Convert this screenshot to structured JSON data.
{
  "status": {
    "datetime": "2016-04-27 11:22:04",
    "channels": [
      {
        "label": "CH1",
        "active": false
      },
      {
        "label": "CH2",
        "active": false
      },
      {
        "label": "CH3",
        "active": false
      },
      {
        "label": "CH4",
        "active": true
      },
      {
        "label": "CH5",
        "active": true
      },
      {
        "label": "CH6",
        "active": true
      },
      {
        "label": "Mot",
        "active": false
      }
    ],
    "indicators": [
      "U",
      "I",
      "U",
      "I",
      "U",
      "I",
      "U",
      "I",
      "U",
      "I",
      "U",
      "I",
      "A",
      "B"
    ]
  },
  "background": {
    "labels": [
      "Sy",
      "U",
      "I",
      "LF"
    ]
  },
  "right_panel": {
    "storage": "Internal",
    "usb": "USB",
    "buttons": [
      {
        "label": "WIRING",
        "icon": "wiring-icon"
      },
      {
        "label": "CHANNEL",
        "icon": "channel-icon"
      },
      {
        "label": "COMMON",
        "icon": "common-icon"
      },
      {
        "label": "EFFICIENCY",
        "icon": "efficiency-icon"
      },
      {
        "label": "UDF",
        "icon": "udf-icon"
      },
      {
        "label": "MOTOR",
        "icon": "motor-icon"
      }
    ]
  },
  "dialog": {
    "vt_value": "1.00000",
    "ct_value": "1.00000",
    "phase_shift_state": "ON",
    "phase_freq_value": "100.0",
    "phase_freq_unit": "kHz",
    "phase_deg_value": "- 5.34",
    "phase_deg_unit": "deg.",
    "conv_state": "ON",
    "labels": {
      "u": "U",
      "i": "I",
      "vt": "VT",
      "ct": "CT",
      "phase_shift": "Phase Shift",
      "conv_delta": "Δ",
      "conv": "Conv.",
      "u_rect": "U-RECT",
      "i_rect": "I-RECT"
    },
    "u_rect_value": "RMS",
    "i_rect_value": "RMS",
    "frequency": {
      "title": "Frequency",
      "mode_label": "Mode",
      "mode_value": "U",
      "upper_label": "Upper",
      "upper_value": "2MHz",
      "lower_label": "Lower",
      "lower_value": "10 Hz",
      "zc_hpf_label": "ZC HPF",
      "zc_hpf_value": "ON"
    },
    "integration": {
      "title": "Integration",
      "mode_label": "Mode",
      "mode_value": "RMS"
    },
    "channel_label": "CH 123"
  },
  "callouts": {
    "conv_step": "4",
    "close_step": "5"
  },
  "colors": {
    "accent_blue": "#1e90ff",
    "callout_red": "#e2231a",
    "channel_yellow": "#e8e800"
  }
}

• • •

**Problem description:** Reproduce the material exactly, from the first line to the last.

**Output below:**
Convert this screenshot to structured JSON data.
{
  "status": {
    "datetime": "2016-04-27 11:22:04",
    "channels": [
      {
        "label": "CH1",
        "active": false
      },
      {
        "label": "CH2",
        "active": false
      },
      {
        "label": "CH3",
        "active": false
      },
      {
        "label": "CH4",
        "active": true
      },
      {
        "label": "CH5",
        "active": true
      },
      {
        "label": "CH6",
        "active": true
      },
      {
        "label": "Mot",
        "active": false
      }
    ],
    "indicators": [
      "U",
      "I",
      "U",
      "I",
      "U",
      "I",
      "U",
      "I",
      "U",
      "I",
      "U",
      "I",
      "A",
      "B"
    ]
  },
  "background": {
    "labels": [
      "Sy",
      "U",
      "I",
      "LF"
    ]
  },
  "right_panel": {
    "storage": "Internal",
    "usb": "USB",
    "buttons": [
      {
        "label": "WIRING",
        "icon": "wiring-icon"
      },
      {
        "label": "CHANNEL",
        "icon": "channel-icon"
      },
      {
        "label": "COMMON",
        "icon": "common-icon"
      },
      {
        "label": "EFFICIENCY",
        "icon": "efficiency-icon"
      },
      {
        "label": "UDF",
        "icon": "udf-icon"
      },
      {
        "label": "MOTOR",
        "icon": "motor-icon"
      }
    ]
  },
  "dialog": {
    "vt_value": "1.00000",
    "ct_value": "1.00000",
    "phase_shift_state": "ON",
    "phase_freq_value": "100.0",
    "phase_freq_unit": "kHz",
    "phase_deg_value": "- 5.34",
    "phase_deg_unit": "deg.",
    "conv_state": "ON",
    "labels": {
      "u": "U",
      "i": "I",
      "vt": "VT",
      "ct": "CT",
      "phase_shift": "Phase Shift",
      "conv_delta": "Δ",
      "conv": "Conv.",
      "u_rect": "U-RECT",
      "i_rect": "I-RECT"
    },
    "u_rect_value": "RMS",
    "i_rect_value": "RMS",
    "frequency": {
      "title": "Frequency",
      "mode_label": "Mode",
      "mode_value": "U",
      "upper_label": "Upper",
      "upper_value": "2MHz",
      "lower_label": "Lower",
      "lower_value": "10 Hz",
      "zc_hpf_label": "ZC HPF",
      "zc_hpf_value": "ON"
    },
    "integration": {
      "title": "Integration",
      "mode_label": "Mode",
      "mode_value": "RMS"
    },
    "channel_label": "CH 123"
  },
  "callouts": {
    "conv_step": "4",
    "close_step": "5"
  },
  "colors": {
    "accent_blue": "#1e90ff",
    "callout_red": "#e2231a",
    "channel_yellow": "#e8e800"
  }
}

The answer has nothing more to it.